### REQUIRED ACTION
Set each entry down exactly as written.

### RECORD EXTRACTS
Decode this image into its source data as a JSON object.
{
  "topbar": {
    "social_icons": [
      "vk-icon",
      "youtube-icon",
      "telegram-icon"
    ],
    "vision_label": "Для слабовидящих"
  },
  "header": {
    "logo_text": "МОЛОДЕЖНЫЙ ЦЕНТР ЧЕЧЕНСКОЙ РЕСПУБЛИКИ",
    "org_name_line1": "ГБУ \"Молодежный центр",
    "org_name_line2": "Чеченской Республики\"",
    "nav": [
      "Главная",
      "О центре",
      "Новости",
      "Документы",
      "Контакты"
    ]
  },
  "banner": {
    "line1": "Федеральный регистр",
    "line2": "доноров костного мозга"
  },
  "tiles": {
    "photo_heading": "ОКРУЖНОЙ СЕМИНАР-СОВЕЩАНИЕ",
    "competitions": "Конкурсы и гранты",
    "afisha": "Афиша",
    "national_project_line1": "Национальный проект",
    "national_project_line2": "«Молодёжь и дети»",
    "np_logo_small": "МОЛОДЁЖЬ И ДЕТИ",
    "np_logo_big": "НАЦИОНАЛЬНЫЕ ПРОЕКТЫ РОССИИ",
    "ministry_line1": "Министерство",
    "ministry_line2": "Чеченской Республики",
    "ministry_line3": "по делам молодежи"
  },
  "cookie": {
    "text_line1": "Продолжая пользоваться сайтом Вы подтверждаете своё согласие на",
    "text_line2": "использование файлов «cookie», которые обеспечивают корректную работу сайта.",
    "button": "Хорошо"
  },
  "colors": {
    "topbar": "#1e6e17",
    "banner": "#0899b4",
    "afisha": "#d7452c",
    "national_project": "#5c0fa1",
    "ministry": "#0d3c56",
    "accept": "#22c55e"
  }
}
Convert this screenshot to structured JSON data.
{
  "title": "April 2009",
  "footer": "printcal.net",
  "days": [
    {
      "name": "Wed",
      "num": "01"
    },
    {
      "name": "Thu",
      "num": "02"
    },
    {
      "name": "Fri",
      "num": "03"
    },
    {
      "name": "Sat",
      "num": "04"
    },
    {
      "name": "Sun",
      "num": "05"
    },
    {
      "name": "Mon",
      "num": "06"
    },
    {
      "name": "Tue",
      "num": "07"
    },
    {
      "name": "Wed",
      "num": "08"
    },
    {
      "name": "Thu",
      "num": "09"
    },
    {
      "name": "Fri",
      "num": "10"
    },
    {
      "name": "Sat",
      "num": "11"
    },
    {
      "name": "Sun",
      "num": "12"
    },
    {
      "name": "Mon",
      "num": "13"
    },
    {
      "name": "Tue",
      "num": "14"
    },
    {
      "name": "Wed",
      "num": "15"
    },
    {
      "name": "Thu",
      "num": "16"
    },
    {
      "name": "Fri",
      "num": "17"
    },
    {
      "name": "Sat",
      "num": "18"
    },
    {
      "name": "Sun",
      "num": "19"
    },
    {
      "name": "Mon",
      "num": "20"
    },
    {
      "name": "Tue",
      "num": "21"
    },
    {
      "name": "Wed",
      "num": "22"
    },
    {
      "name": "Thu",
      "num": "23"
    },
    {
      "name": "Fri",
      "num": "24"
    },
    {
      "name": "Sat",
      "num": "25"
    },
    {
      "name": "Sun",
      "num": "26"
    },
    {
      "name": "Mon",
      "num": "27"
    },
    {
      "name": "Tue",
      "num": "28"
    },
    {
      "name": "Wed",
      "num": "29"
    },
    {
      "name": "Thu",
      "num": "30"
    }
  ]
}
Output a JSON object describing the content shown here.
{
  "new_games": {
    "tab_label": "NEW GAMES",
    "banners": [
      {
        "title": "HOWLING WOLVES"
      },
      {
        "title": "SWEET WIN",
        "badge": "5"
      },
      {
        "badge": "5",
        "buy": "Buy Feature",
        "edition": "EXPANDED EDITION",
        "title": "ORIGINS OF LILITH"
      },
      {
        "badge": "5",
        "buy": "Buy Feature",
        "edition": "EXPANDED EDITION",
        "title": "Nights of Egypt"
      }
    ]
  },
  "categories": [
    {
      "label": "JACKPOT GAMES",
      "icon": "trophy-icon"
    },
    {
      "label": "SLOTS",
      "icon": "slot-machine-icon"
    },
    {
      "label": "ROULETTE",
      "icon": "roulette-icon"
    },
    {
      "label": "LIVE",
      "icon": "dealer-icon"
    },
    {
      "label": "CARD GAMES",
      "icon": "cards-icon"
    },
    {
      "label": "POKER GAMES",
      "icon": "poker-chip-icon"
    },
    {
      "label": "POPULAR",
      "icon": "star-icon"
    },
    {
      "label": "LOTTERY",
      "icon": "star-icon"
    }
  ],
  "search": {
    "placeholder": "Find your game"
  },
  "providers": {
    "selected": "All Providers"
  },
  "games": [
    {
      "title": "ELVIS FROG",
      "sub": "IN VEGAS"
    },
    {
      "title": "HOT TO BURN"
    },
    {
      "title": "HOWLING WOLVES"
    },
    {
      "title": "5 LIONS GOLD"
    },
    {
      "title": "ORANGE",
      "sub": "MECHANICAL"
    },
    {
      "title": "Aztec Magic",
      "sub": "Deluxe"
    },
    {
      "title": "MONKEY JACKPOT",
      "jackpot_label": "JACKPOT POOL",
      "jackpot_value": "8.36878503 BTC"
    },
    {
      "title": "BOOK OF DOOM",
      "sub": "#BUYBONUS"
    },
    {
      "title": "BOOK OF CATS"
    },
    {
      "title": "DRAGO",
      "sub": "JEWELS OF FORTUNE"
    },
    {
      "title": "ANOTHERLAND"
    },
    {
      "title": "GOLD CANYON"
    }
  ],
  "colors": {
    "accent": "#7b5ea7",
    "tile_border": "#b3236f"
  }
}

### RESULT OF THE TASK
Decode this image into its source data as a JSON object.
{
  "topbar": {
    "social_icons": [
      "vk-icon",
      "youtube-icon",
      "telegram-icon"
    ],
    "vision_label": "Для слабовидящих"
  },
  "header": {
    "logo_text": "МОЛОДЕЖНЫЙ ЦЕНТР ЧЕЧЕНСКОЙ РЕСПУБЛИКИ",
    "org_name_line1": "ГБУ \"Молодежный центр",
    "org_name_line2": "Чеченской Республики\"",
    "nav": [
      "Главная",
      "О центре",
      "Новости",
      "Документы",
      "Контакты"
    ]
  },
  "banner": {
    "line1": "Федеральный регистр",
    "line2": "доноров костного мозга"
  },
  "tiles": {
    "photo_heading": "ОКРУЖНОЙ СЕМИНАР-СОВЕЩАНИЕ",
    "competitions": "Конкурсы и гранты",
    "afisha": "Афиша",
    "national_project_line1": "Национальный проект",
    "national_project_line2": "«Молодёжь и дети»",
    "np_logo_small": "МОЛОДЁЖЬ И ДЕТИ",
    "np_logo_big": "НАЦИОНАЛЬНЫЕ ПРОЕКТЫ РОССИИ",
    "ministry_line1": "Министерство",
    "ministry_line2": "Чеченской Республики",
    "ministry_line3": "по делам молодежи"
  },
  "cookie": {
    "text_line1": "Продолжая пользоваться сайтом Вы подтверждаете своё согласие на",
    "text_line2": "использование файлов «cookie», которые обеспечивают корректную работу сайта.",
    "button": "Хорошо"
  },
  "colors": {
    "topbar": "#1e6e17",
    "banner": "#0899b4",
    "afisha": "#d7452c",
    "national_project": "#5c0fa1",
    "ministry": "#0d3c56",
    "accept": "#22c55e"
  }
}
Convert this screenshot to structured JSON data.
{
  "title": "April 2009",
  "footer": "printcal.net",
  "days": [
    {
      "name": "Wed",
      "num": "01"
    },
    {
      "name": "Thu",
      "num": "02"
    },
    {
      "name": "Fri",
      "num": "03"
    },
    {
      "name": "Sat",
      "num": "04"
    },
    {
      "name": "Sun",
      "num": "05"
    },
    {
      "name": "Mon",
      "num": "06"
    },
    {
      "name": "Tue",
      "num": "07"
    },
    {
      "name": "Wed",
      "num": "08"
    },
    {
      "name": "Thu",
      "num": "09"
    },
    {
      "name": "Fri",
      "num": "10"
    },
    {
      "name": "Sat",
      "num": "11"
    },
    {
      "name": "Sun",
      "num": "12"
    },
    {
      "name": "Mon",
      "num": "13"
    },
    {
      "name": "Tue",
      "num": "14"
    },
    {
      "name": "Wed",
      "num": "15"
    },
    {
      "name": "Thu",
      "num": "16"
    },
    {
      "name": "Fri",
      "num": "17"
    },
    {
      "name": "Sat",
      "num": "18"
    },
    {
      "name": "Sun",
      "num": "19"
    },
    {
      "name": "Mon",
      "num": "20"
    },
    {
      "name": "Tue",
      "num": "21"
    },
    {
      "name": "Wed",
      "num": "22"
    },
    {
      "name": "Thu",
      "num": "23"
    },
    {
      "name": "Fri",
      "num": "24"
    },
    {
      "name": "Sat",
      "num": "25"
    },
    {
      "name": "Sun",
      "num": "26"
    },
    {
      "name": "Mon",
      "num": "27"
    },
    {
      "name": "Tue",
      "num": "28"
    },
    {
      "name": "Wed",
      "num": "29"
    },
    {
      "name": "Thu",
      "num": "30"
    }
  ]
}
Output a JSON object describing the content shown here.
{
  "new_games": {
    "tab_label": "NEW GAMES",
    "banners": [
      {
        "title": "HOWLING WOLVES"
      },
      {
        "title": "SWEET WIN",
        "badge": "5"
      },
      {
        "badge": "5",
        "buy": "Buy Feature",
        "edition": "EXPANDED EDITION",
        "title": "ORIGINS OF LILITH"
      },
      {
        "badge": "5",
        "buy": "Buy Feature",
        "edition": "EXPANDED EDITION",
        "title": "Nights of Egypt"
      }
    ]
  },
  "categories": [
    {
      "label": "JACKPOT GAMES",
      "icon": "trophy-icon"
    },
    {
      "label": "SLOTS",
      "icon": "slot-machine-icon"
    },
    {
      "label": "ROULETTE",
      "icon": "roulette-icon"
    },
    {
      "label": "LIVE",
      "icon": "dealer-icon"
    },
    {
      "label": "CARD GAMES",
      "icon": "cards-icon"
    },
    {
      "label": "POKER GAMES",
      "icon": "poker-chip-icon"
    },
    {
      "label": "POPULAR",
      "icon": "star-icon"
    },
    {
      "label": "LOTTERY",
      "icon": "star-icon"
    }
  ],
  "search": {
    "placeholder": "Find your game"
  },
  "providers": {
    "selected": "All Providers"
  },
  "games": [
    {
      "title": "ELVIS FROG",
      "sub": "IN VEGAS"
    },
    {
      "title": "HOT TO BURN"
    },
    {
      "title": "HOWLING WOLVES"
    },
    {
      "title": "5 LIONS GOLD"
    },
    {
      "title": "ORANGE",
      "sub": "MECHANICAL"
    },
    {
      "title": "Aztec Magic",
      "sub": "Deluxe"
    },
    {
      "title": "MONKEY JACKPOT",
      "jackpot_label": "JACKPOT POOL",
      "jackpot_value": "8.36878503 BTC"
    },
    {
      "title": "BOOK OF DOOM",
      "sub": "#BUYBONUS"
    },
    {
      "title": "BOOK OF CATS"
    },
    {
      "title": "DRAGO",
      "sub": "JEWELS OF FORTUNE"
    },
    {
      "title": "ANOTHERLAND"
    },
    {
      "title": "GOLD CANYON"
    }
  ],
  "colors": {
    "accent": "#7b5ea7",
    "tile_border": "#b3236f"
  }
}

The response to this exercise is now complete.